▶ Task description:
Could you retype all of the entries exactly, without their pictures?

▶ Recorded information:
------------------------
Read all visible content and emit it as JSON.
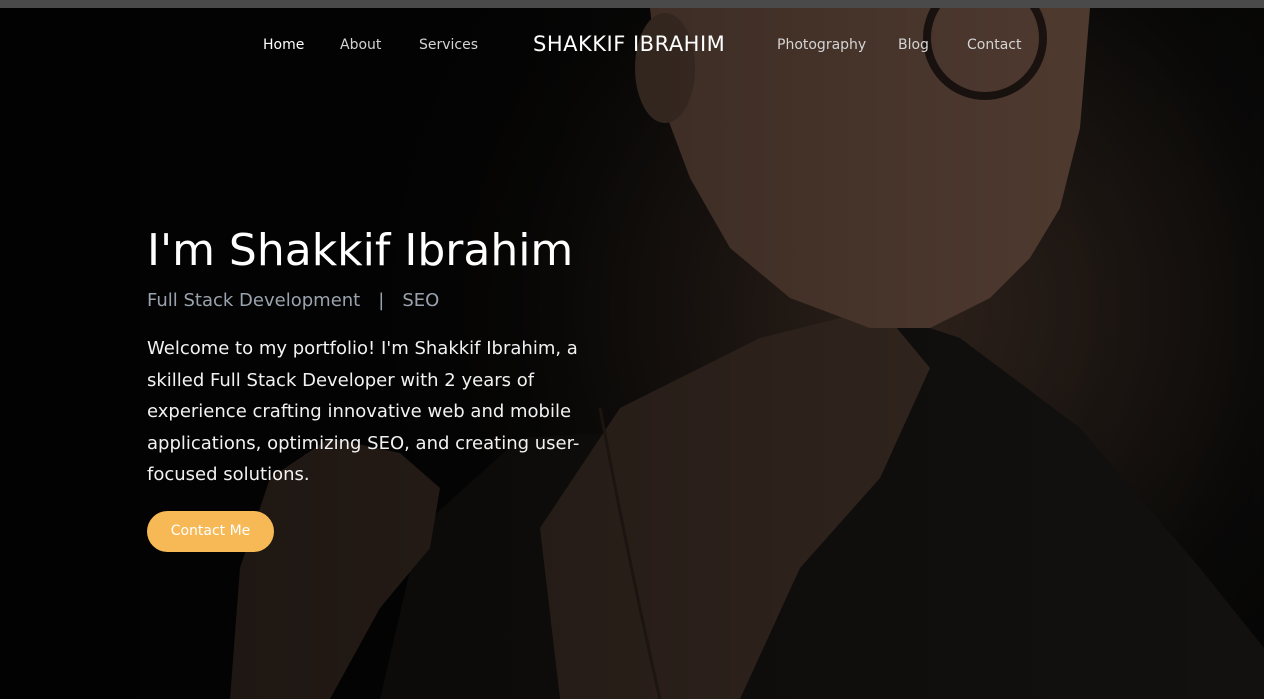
{
  "nav": {
    "home": "Home",
    "about": "About",
    "services": "Services",
    "brand": "SHAKKIF IBRAHIM",
    "photography": "Photography",
    "blog": "Blog",
    "contact": "Contact"
  },
  "hero": {
    "title": "I'm Shakkif Ibrahim",
    "role_1": "Full Stack Development",
    "separator": "|",
    "role_2": "SEO",
    "bio": "Welcome to my portfolio! I'm Shakkif Ibrahim, a skilled Full Stack Developer with 2 years of experience crafting innovative web and mobile applications, optimizing SEO, and creating user-focused solutions.",
    "cta_label": "Contact Me"
  },
  "colors": {
    "accent": "#f7b955",
    "roles_text": "#9aa3ad",
    "background": "#000000"
  }
}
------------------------
▶ Solution:
Read all visible content and emit it as JSON.
{
  "nav": {
    "home": "Home",
    "about": "About",
    "services": "Services",
    "brand": "SHAKKIF IBRAHIM",
    "photography": "Photography",
    "blog": "Blog",
    "contact": "Contact"
  },
  "hero": {
    "title": "I'm Shakkif Ibrahim",
    "role_1": "Full Stack Development",
    "separator": "|",
    "role_2": "SEO",
    "bio": "Welcome to my portfolio! I'm Shakkif Ibrahim, a skilled Full Stack Developer with 2 years of experience crafting innovative web and mobile applications, optimizing SEO, and creating user-focused solutions.",
    "cta_label": "Contact Me"
  },
  "colors": {
    "accent": "#f7b955",
    "roles_text": "#9aa3ad",
    "background": "#000000"
  }
}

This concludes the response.